Task inputs Start Marker

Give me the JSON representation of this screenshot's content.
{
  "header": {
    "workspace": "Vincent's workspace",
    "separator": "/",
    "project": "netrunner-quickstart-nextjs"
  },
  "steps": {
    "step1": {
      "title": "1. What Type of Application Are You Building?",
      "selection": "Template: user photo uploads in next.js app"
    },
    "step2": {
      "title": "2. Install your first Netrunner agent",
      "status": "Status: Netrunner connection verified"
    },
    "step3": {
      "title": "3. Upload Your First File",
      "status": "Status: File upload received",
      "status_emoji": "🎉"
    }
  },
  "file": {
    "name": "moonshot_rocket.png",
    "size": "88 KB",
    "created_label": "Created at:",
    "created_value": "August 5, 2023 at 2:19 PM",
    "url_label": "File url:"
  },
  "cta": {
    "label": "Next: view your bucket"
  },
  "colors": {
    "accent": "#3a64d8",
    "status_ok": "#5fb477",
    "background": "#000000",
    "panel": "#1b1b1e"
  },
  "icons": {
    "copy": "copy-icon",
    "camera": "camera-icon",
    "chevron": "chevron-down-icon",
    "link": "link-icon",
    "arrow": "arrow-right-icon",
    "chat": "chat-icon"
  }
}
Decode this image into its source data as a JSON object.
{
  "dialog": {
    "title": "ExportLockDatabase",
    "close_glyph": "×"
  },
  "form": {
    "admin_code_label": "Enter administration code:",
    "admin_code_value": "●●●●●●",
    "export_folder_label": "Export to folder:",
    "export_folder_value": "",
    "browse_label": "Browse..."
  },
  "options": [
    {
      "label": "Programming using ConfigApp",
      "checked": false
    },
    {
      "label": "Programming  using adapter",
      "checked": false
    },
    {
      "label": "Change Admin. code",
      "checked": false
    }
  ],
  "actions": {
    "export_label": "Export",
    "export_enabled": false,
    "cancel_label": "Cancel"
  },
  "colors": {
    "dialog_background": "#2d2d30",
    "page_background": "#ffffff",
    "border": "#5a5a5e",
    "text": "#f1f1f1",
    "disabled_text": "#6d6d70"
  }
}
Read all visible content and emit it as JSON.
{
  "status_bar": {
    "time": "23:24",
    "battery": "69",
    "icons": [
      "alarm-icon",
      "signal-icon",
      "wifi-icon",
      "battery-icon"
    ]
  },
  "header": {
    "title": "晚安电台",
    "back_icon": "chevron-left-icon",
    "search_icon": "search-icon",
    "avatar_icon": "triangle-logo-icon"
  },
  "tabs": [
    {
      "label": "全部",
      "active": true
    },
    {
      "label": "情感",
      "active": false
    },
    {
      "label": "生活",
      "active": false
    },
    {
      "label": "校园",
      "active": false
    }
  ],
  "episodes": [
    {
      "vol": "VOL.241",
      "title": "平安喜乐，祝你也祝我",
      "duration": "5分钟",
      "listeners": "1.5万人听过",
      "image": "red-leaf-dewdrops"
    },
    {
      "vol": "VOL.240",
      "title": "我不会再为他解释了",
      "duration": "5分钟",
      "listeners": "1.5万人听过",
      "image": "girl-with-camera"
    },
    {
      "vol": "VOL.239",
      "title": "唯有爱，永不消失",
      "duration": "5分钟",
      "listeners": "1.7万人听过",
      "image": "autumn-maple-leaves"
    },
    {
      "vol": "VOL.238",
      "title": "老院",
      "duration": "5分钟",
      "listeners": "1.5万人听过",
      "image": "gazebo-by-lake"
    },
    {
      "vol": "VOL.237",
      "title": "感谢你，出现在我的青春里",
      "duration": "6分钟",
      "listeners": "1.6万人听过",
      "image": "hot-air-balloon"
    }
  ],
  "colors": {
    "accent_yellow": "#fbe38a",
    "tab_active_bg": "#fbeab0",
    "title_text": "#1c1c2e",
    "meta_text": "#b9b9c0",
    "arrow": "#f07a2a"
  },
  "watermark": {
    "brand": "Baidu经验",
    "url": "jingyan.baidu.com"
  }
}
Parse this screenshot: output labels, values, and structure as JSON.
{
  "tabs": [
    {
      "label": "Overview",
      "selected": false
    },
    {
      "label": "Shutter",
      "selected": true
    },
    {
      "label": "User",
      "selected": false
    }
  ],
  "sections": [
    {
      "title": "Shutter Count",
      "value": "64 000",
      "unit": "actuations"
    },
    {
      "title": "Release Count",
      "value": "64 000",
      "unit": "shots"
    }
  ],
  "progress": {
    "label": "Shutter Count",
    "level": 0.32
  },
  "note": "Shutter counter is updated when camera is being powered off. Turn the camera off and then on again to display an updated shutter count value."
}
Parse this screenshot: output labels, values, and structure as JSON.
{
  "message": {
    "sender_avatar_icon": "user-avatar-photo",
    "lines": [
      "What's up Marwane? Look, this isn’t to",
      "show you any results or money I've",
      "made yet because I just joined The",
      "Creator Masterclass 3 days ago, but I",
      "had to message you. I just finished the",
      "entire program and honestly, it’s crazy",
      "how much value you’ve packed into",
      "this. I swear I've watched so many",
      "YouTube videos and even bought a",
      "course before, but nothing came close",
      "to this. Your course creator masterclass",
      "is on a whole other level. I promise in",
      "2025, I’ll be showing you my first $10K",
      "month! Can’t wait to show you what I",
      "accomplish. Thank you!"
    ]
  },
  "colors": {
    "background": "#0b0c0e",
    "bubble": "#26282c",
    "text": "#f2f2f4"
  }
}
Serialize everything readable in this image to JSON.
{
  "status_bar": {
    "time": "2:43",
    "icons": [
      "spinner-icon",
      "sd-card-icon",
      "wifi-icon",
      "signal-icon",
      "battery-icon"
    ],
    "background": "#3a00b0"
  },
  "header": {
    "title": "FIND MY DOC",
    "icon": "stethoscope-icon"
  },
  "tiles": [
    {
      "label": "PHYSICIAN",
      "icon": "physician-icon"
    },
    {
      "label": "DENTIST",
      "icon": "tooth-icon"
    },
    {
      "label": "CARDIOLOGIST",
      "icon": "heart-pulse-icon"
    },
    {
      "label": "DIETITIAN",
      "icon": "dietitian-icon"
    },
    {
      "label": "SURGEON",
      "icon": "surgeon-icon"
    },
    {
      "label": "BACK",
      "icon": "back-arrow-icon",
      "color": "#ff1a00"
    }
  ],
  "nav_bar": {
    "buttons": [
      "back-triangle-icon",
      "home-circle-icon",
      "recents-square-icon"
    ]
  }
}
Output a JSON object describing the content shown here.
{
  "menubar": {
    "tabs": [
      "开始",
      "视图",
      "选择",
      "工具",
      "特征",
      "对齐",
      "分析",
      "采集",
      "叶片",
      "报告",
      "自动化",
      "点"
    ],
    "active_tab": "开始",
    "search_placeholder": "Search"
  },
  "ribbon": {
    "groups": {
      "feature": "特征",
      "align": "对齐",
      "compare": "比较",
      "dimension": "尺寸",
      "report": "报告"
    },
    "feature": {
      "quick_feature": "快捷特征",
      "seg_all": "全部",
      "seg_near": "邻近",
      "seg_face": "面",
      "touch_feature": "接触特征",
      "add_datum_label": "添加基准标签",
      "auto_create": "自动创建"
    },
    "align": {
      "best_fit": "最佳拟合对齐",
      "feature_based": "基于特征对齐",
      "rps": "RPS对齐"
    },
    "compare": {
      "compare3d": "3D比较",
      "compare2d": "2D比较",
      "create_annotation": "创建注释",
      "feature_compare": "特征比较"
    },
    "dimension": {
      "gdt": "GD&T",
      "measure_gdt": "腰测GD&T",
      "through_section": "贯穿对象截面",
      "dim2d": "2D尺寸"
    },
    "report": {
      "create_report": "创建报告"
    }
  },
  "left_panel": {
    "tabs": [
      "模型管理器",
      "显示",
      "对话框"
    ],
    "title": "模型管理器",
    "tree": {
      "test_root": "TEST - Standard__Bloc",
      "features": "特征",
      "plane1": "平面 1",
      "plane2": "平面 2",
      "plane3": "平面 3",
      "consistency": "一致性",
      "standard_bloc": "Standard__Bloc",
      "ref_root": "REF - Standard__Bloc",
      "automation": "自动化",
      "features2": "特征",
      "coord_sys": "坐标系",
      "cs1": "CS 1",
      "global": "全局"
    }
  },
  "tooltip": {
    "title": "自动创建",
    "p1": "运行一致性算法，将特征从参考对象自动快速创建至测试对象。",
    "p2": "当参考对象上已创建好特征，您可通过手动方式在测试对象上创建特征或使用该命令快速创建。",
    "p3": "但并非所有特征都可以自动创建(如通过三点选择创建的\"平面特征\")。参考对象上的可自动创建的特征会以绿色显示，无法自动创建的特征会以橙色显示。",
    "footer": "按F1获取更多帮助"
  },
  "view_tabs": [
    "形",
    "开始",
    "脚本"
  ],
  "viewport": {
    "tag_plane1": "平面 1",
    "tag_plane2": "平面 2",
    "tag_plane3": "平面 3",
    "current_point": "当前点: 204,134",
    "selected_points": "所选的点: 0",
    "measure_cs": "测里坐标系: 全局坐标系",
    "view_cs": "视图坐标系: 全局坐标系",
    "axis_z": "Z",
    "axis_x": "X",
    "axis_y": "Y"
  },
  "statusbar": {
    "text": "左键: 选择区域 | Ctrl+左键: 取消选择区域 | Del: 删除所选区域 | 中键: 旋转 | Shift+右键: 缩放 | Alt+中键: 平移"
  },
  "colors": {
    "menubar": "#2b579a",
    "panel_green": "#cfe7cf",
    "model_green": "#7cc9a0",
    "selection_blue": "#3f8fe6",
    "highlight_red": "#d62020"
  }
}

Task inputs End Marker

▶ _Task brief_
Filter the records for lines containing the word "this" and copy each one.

▶ _Problem solution_
Give me the JSON representation of this screenshot's content.
Decode this image into its source data as a JSON object.
Parse this screenshot: output labels, values, and structure as JSON.
Parse this screenshot: output labels, values, and structure as JSON.
      "What's up Marwane? Look, this isn’t to",
      "this. I swear I've watched so many",
      "to this. Your course creator masterclass",
Serialize everything readable in this image to JSON.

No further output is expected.